Had the *ahem* pleasure of reading Mrs. Hall's lengthy missive to the teenaged girls who have Facebook friended her precious wee boys regarding the seemingly scandalous selfies young girls seem to like to take of themselves. Mrs. Hall is quite concerned that her boys may be exposed to these wanton adolescent hussies, posing in their pajamas in sultry poses. Some of these girls are even (gasp!) not wearing bras!
Mrs. Hall is trying to raise young men with a strong moral compass, who don't "linger over pictures of scantily clad ladies." Which is apparently quite impossible to do when there are pictures of teenaged girls posing for selfies on the Internet. Any female friend of the Hall boys who thinks of posting a vaguely sexy picture of herself online should consider themselves as good as blocked because Mrs. Hall only wants her boys thinking of girls respectfully and Gord knows, being a sexual being and being a human being worthy of respect are two mutually exclusive things. Well, if you're a girl.. Isn't that right Mrs. Hall?

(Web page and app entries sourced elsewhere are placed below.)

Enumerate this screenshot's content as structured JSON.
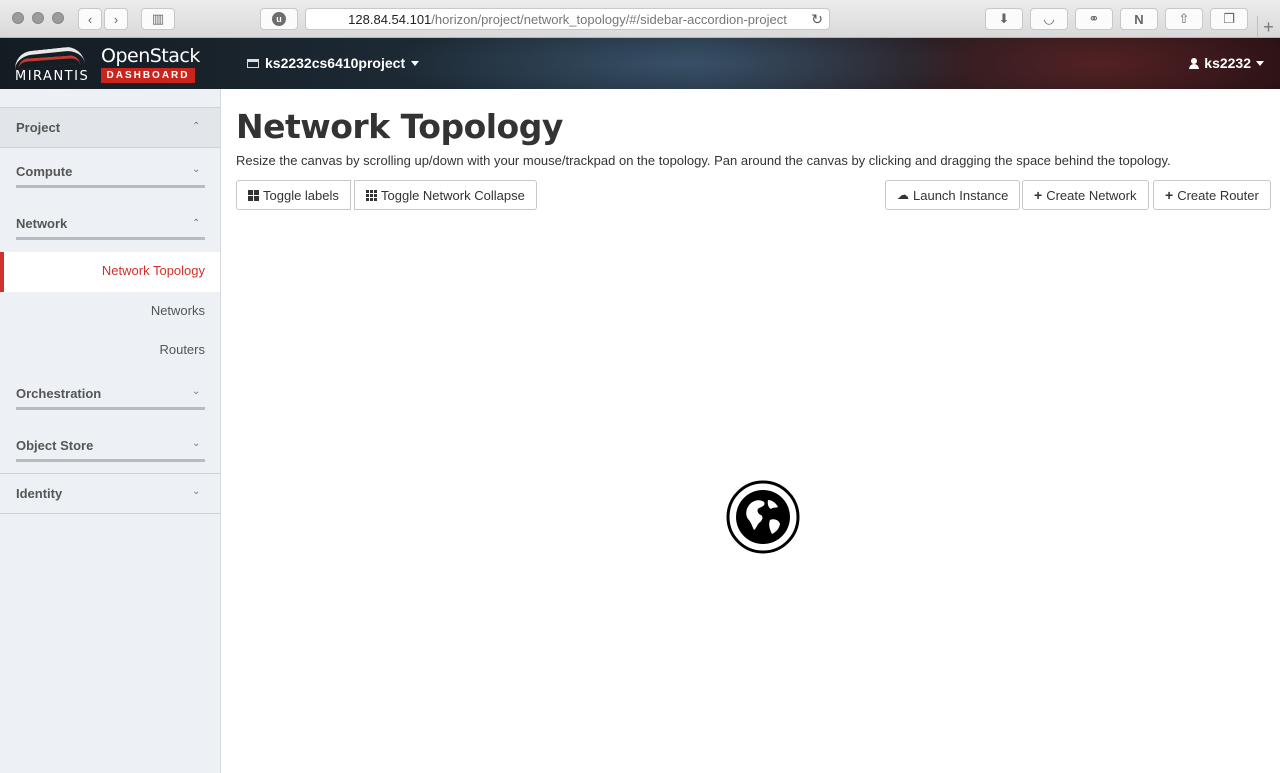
{
  "browser": {
    "url_host": "128.84.54.101",
    "url_path": "/horizon/project/network_topology/#/sidebar-accordion-project"
  },
  "header": {
    "logo_mirantis": "MIRANTIS",
    "logo_openstack": "OpenStack",
    "logo_dashboard": "DASHBOARD",
    "project": "ks2232cs6410project",
    "user": "ks2232"
  },
  "sidebar": {
    "project": "Project",
    "compute": "Compute",
    "network": "Network",
    "network_items": [
      "Network Topology",
      "Networks",
      "Routers"
    ],
    "orchestration": "Orchestration",
    "object_store": "Object Store",
    "identity": "Identity",
    "active_color": "#d0312d"
  },
  "main": {
    "title": "Network Topology",
    "help_text": "Resize the canvas by scrolling up/down with your mouse/trackpad on the topology. Pan around the canvas by clicking and dragging the space behind the topology.",
    "toggle_labels": "Toggle labels",
    "toggle_collapse": "Toggle Network Collapse",
    "launch_instance": "Launch Instance",
    "create_network": "Create Network",
    "create_router": "Create Router"
  }
}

Mrs. Hall, I noticed that your boys are posted all over your blog in beachwear, which some would argue is much more revealing than pajamas or even a towel. I guess girls (or non-hetero boys) can easily un-see that, though can they? And still think of your kids as people worthy of respect? But you said yourself, once a boy sees a girl naked (or in towel, or in pajamas or without a bra) he can't unsee that. You seem to have a high level of confidence in your boys' ability to behave like gentleman and not like rutting animals. Or maybe not. Because if you did, the spectre of some silly, pouty pictures wouldn't loom such a threat.
There are a dozen good reasons to be careful of what you post online. Surveillance, online weirdos and pedophiles, and the fact that stuff you post does NOT GO AWAY are all things we should be concerned about and I agree that we should be encouraging kids (and adults, of any gender) to be extra self-critical of what they post. These safety and privacy issues don't seem to be on your radar, however. You seem more concerned about not letting these girls sully your preciouses virginal little minds.
I find the attitude that in order for men to respect and cherish women they must not think of them sexually is a harmful one. The implication you've made here is that a girl or woman cannot be sexual while still being worthy of respect. That is what we call, in feminist circles, slut shaming. And it is harmful. Girls are continually sexualized and objectified by our culture, while simultaneously being shamed if they dare to be sexual on their own terms. A girl's history or perceived history can be used against her in sexual assault cases.
Mrs. Hall, if you want your sons to be men of integrity who eventually meet and possibly marry women of character, teach them that a woman's worth is about more than her sexuality. Teach them that being sexual and being a person worthy of respect. Teach them their respect for someone should not be predicated on their sexual history or whether or not they're wearing a bra in their profile picture. If you can't teach them that, I think my soon-to-be teenaged girls would be better off blocked.